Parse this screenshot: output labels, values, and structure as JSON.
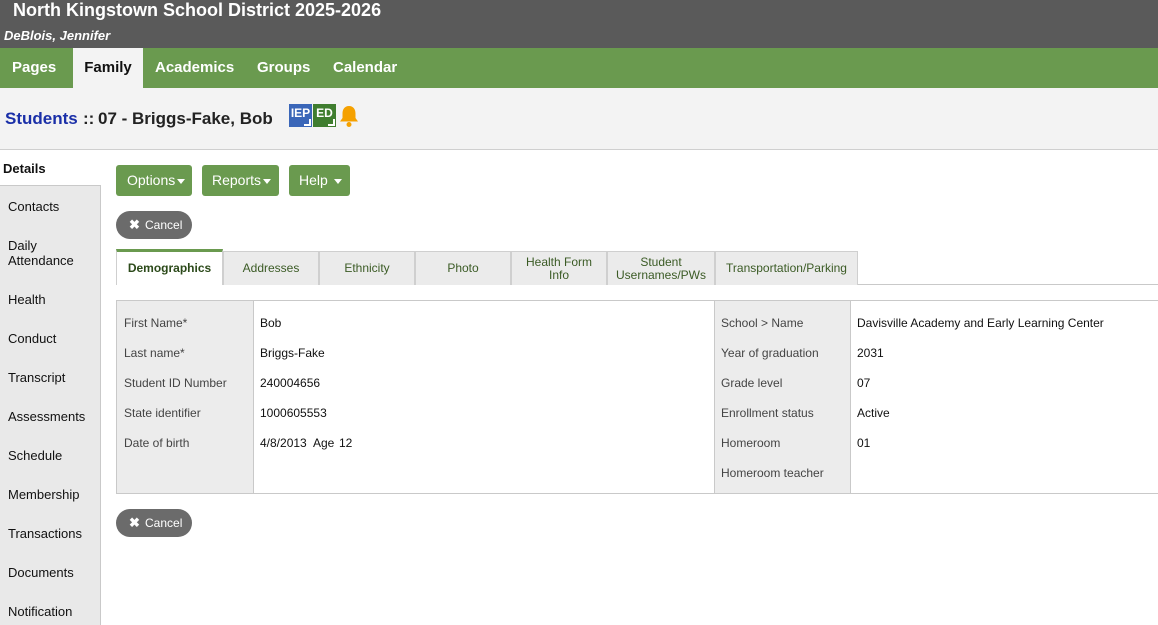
{
  "header": {
    "title": "North Kingstown School District 2025-2026",
    "user": "DeBlois, Jennifer"
  },
  "nav": {
    "pages": "Pages",
    "family": "Family",
    "academics": "Academics",
    "groups": "Groups",
    "calendar": "Calendar"
  },
  "crumb": {
    "students": "Students",
    "separator": "::",
    "student_name": "07 - Briggs-Fake, Bob"
  },
  "badges": {
    "iep": "IEP",
    "ed": "ED",
    "alert_icon": "bell-icon"
  },
  "sidebar": {
    "details": "Details",
    "contacts": "Contacts",
    "daily_attendance_1": "Daily",
    "daily_attendance_2": "Attendance",
    "health": "Health",
    "conduct": "Conduct",
    "transcript": "Transcript",
    "assessments": "Assessments",
    "schedule": "Schedule",
    "membership": "Membership",
    "transactions": "Transactions",
    "documents": "Documents",
    "notification": "Notification"
  },
  "toolbar": {
    "options": "Options",
    "reports": "Reports",
    "help": "Help",
    "cancel": "Cancel"
  },
  "tabs": {
    "demographics": "Demographics",
    "addresses": "Addresses",
    "ethnicity": "Ethnicity",
    "photo": "Photo",
    "health_form_1": "Health Form",
    "health_form_2": "Info",
    "usernames_1": "Student",
    "usernames_2": "Usernames/PWs",
    "transportation": "Transportation/Parking"
  },
  "left_fields": {
    "first_name_label": "First Name*",
    "first_name": "Bob",
    "last_name_label": "Last name*",
    "last_name": "Briggs-Fake",
    "student_id_label": "Student ID Number",
    "student_id": "240004656",
    "state_id_label": "State identifier",
    "state_id": "1000605553",
    "dob_label": "Date of birth",
    "dob": "4/8/2013",
    "age_label": "Age",
    "age": "12"
  },
  "right_fields": {
    "school_label": "School > Name",
    "school": "Davisville Academy and Early Learning Center",
    "grad_year_label": "Year of graduation",
    "grad_year": "2031",
    "grade_label": "Grade level",
    "grade": "07",
    "enrollment_label": "Enrollment status",
    "enrollment": "Active",
    "homeroom_label": "Homeroom",
    "homeroom": "01",
    "homeroom_teacher_label": "Homeroom teacher",
    "homeroom_teacher": ""
  },
  "colors": {
    "nav_green": "#6a9a4f",
    "header_gray": "#5a5a5a",
    "link_blue": "#1a2fa8",
    "iep_blue": "#3a66b8",
    "ed_green": "#3f7d2f",
    "bell_orange": "#f5a100"
  }
}
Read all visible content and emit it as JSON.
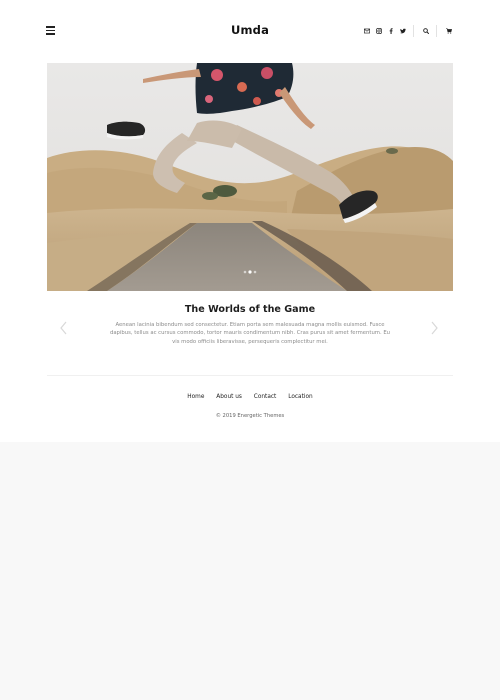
{
  "header": {
    "logo": "Umda",
    "menu_icon": "hamburger-menu-icon",
    "icons": [
      "envelope-icon",
      "instagram-icon",
      "facebook-icon",
      "twitter-icon",
      "search-icon",
      "cart-icon"
    ]
  },
  "hero": {
    "image": "man-jumping-on-country-road-photo",
    "slide_count": 3,
    "active_slide": 2
  },
  "slide": {
    "title": "The Worlds of the Game",
    "text": "Aenean lacinia bibendum sed consectetur. Etiam porta sem malesuada magna mollis euismod. Fusce dapibus, tellus ac cursus commodo, tortor mauris condimentum nibh. Cras purus sit amet fermentum. Eu vis modo officiis liberavisse, persequeris complectitur mei."
  },
  "footer": {
    "nav": [
      "Home",
      "About us",
      "Contact",
      "Location"
    ],
    "copyright": "© 2019 Energetic Themes"
  },
  "colors": {
    "background": "#f8f8f8",
    "page": "#ffffff",
    "text": "#222222",
    "muted": "#8a8a8a"
  }
}
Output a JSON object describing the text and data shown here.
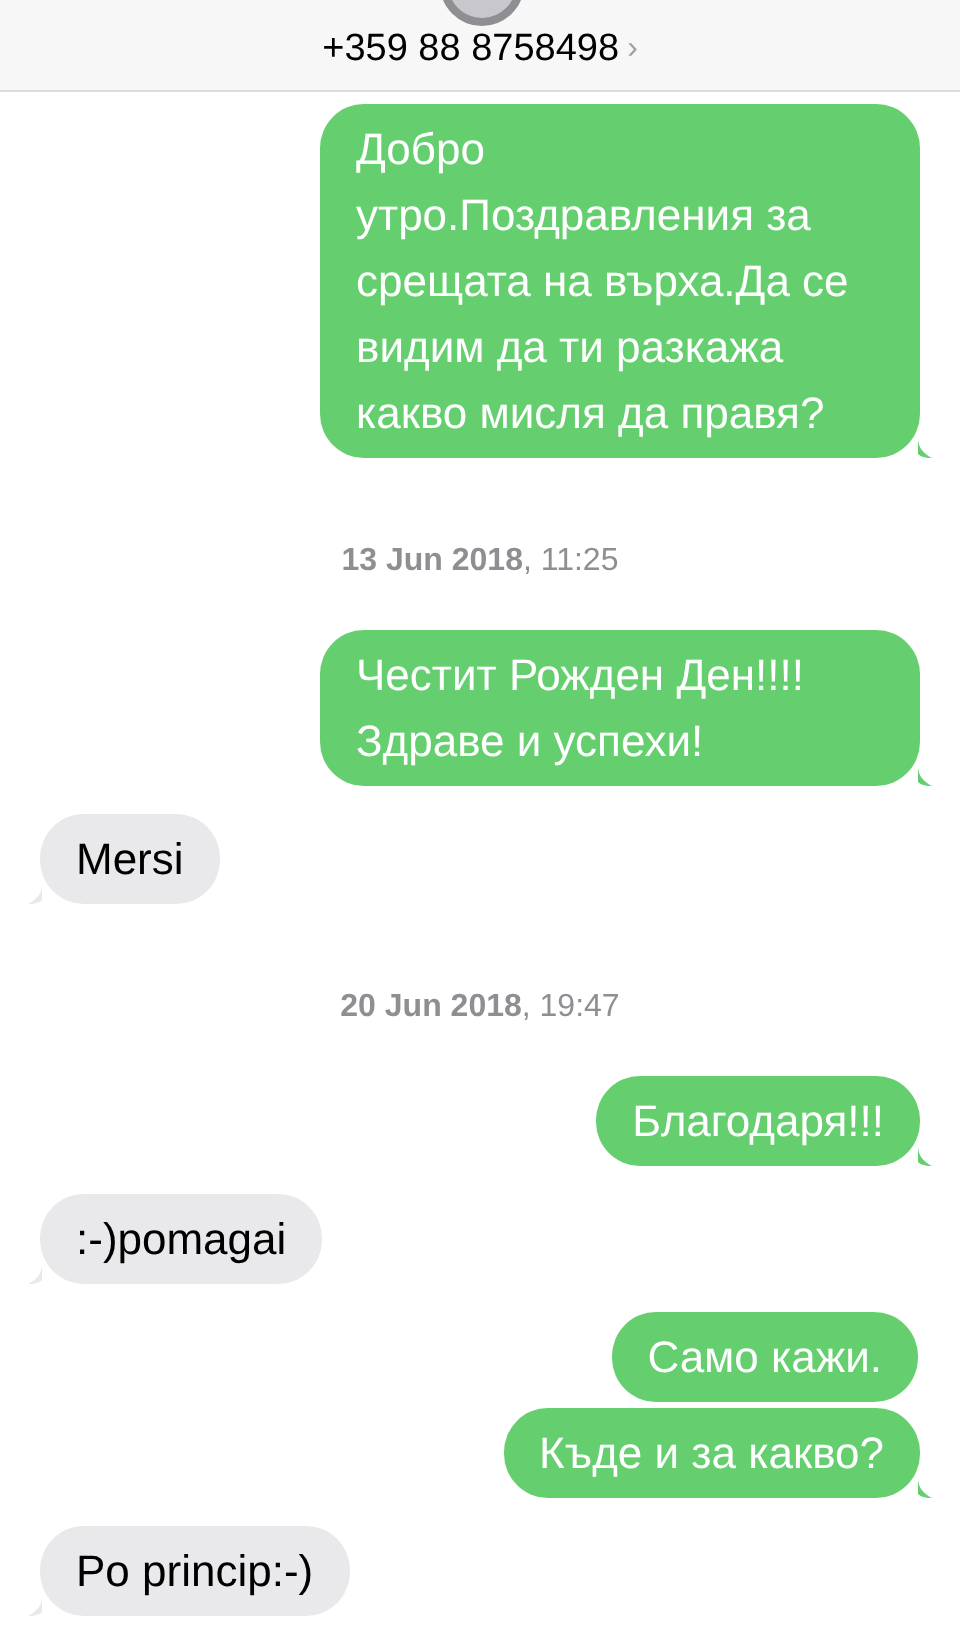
{
  "header": {
    "contact": "+359 88 8758498",
    "chevron": "›"
  },
  "messages": [
    {
      "kind": "sent",
      "tail": true,
      "text": "Добро утро.Поздравления за срещата на върха.Да се видим да ти разкажа какво мисля да правя?"
    },
    {
      "kind": "timestamp",
      "text": "**13 Jun 2018**, 11:25"
    },
    {
      "kind": "sent",
      "tail": true,
      "text": "Честит Рожден Ден!!!! Здраве и успехи!"
    },
    {
      "kind": "received",
      "tail": true,
      "text": "Mersi"
    },
    {
      "kind": "timestamp",
      "text": "**20 Jun 2018**, 19:47"
    },
    {
      "kind": "sent",
      "tail": true,
      "text": "Благодаря!!!"
    },
    {
      "kind": "received",
      "tail": true,
      "text": ":-)pomagai"
    },
    {
      "kind": "sent",
      "tail": false,
      "text": "Само кажи."
    },
    {
      "kind": "sent",
      "tail": true,
      "text": "Къде и за какво?"
    },
    {
      "kind": "received",
      "tail": true,
      "text": "Po princip:-)"
    }
  ]
}
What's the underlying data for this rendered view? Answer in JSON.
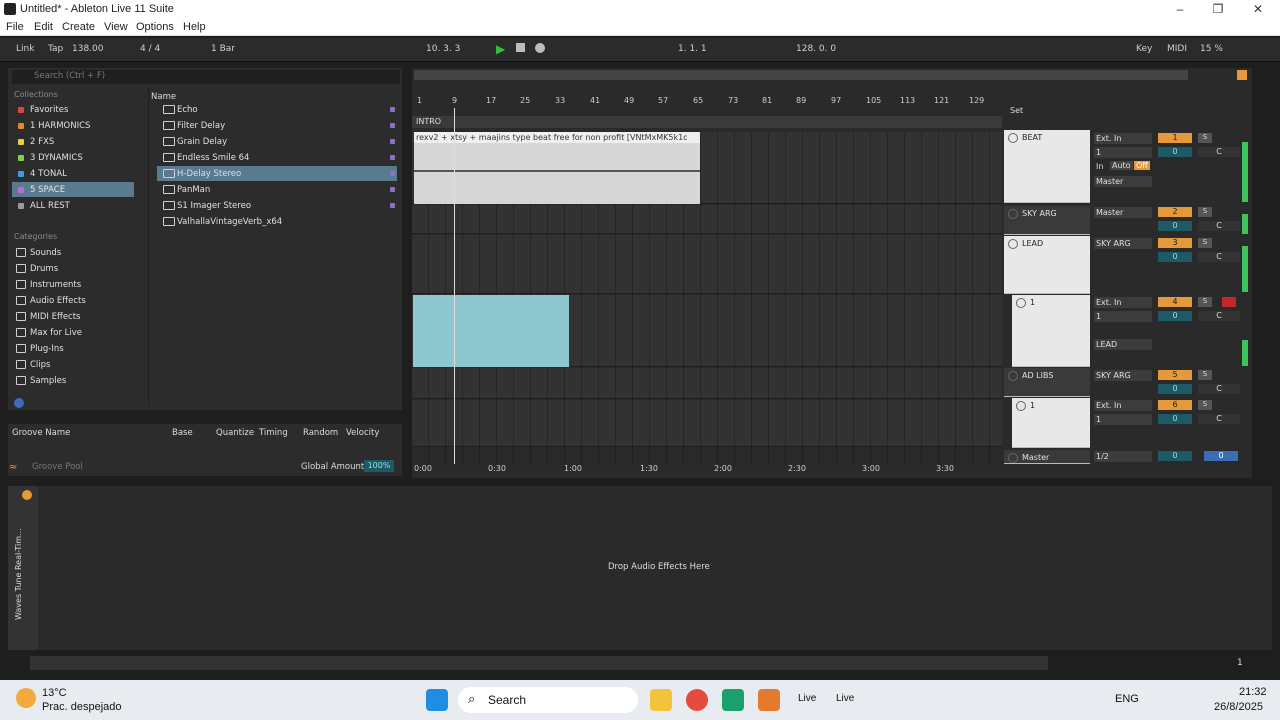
{
  "window": {
    "title": "Untitled* - Ableton Live 11 Suite"
  },
  "menu": [
    "File",
    "Edit",
    "Create",
    "View",
    "Options",
    "Help"
  ],
  "transport": {
    "link": "Link",
    "tap": "Tap",
    "tempo": "138.00",
    "signature": "4 / 4",
    "quantize": "1 Bar",
    "position": "10.   3.   3",
    "loop_start": "1.   1.   1",
    "loop_length": "128.   0.   0",
    "key": "Key",
    "midi": "MIDI",
    "cpu": "15 %"
  },
  "browser": {
    "search_placeholder": "Search (Ctrl + F)",
    "collections_header": "Collections",
    "collections": [
      {
        "label": "Favorites",
        "color": "#e0443c"
      },
      {
        "label": "1 HARMONICS",
        "color": "#e8842c"
      },
      {
        "label": "2 FXS",
        "color": "#e8d23c"
      },
      {
        "label": "3 DYNAMICS",
        "color": "#7cd04c"
      },
      {
        "label": "4 TONAL",
        "color": "#3c9ce8"
      },
      {
        "label": "5 SPACE",
        "color": "#b46cd8"
      },
      {
        "label": "ALL REST",
        "color": "#9a9a9a"
      }
    ],
    "categories_header": "Categories",
    "categories": [
      "Sounds",
      "Drums",
      "Instruments",
      "Audio Effects",
      "MIDI Effects",
      "Max for Live",
      "Plug-Ins",
      "Clips",
      "Samples"
    ],
    "name_header": "Name",
    "files": [
      "Echo",
      "Filter Delay",
      "Grain Delay",
      "Endless Smile 64",
      "H-Delay Stereo",
      "PanMan",
      "S1 Imager Stereo",
      "ValhallaVintageVerb_x64"
    ]
  },
  "groove": {
    "columns": [
      "Groove Name",
      "Base",
      "Quantize",
      "Timing",
      "Random",
      "Velocity"
    ],
    "pool": "Groove Pool",
    "global_amount_label": "Global Amount",
    "global_amount": "100%"
  },
  "arrangement": {
    "bars": [
      "1",
      "9",
      "17",
      "25",
      "33",
      "41",
      "49",
      "57",
      "65",
      "73",
      "81",
      "89",
      "97",
      "105",
      "113",
      "121",
      "129"
    ],
    "locator": "INTRO",
    "clip_name": "rexv2 + xtsy  + maajins type beat   free for non profit   [VNtMxMK5k1c",
    "times": [
      "0:00",
      "0:30",
      "1:00",
      "1:30",
      "2:00",
      "2:30",
      "3:00",
      "3:30"
    ],
    "set_label": "Set"
  },
  "tracks": [
    {
      "name": "BEAT",
      "input": "Ext. In",
      "channel": "1",
      "output": "Master",
      "number": "1",
      "vol": "0",
      "pan": "C"
    },
    {
      "name": "SKY ARG",
      "input": "Master",
      "number": "2",
      "vol": "0",
      "pan": "C"
    },
    {
      "name": "LEAD",
      "input": "SKY ARG",
      "number": "3",
      "vol": "0",
      "pan": "C"
    },
    {
      "name": "1",
      "input": "Ext. In",
      "channel": "1",
      "output": "LEAD",
      "number": "4",
      "vol": "0",
      "pan": "C"
    },
    {
      "name": "AD LIBS",
      "input": "SKY ARG",
      "number": "5",
      "vol": "0",
      "pan": "C"
    },
    {
      "name": "1",
      "input": "Ext. In",
      "channel": "1",
      "number": "6",
      "vol": "0",
      "pan": "C"
    },
    {
      "name": "Master",
      "input": "1/2",
      "vol": "0",
      "pan": "0"
    }
  ],
  "monitor": {
    "in": "In",
    "auto": "Auto",
    "off": "Off"
  },
  "device": {
    "drop_text": "Drop Audio Effects Here",
    "plugin": "Waves Tune Real-Tim..."
  },
  "status": {
    "page": "1"
  },
  "taskbar": {
    "temp": "13°C",
    "weather": "Prac. despejado",
    "search": "Search",
    "lang": "ENG",
    "time": "21:32",
    "date": "26/8/2025",
    "live1": "Live",
    "live2": "Live"
  }
}
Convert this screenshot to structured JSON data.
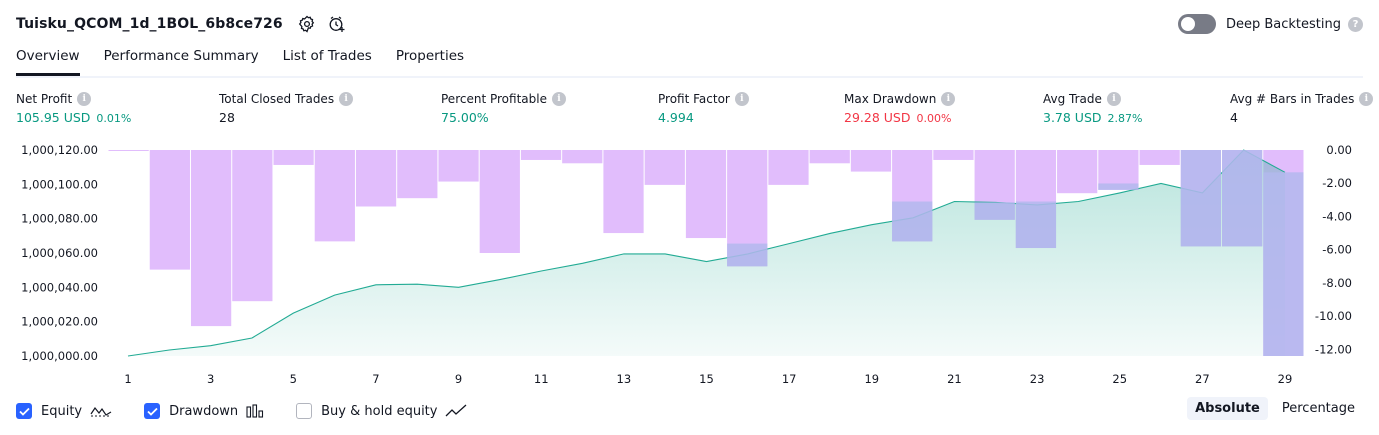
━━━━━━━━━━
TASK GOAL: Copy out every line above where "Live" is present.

RESPONSE TO THE EXERCISE:
    "title": "Untitled* - Ableton Live 11 Suite"
      "Max for Live",
    "live1": "Live",
    "live2": "Live"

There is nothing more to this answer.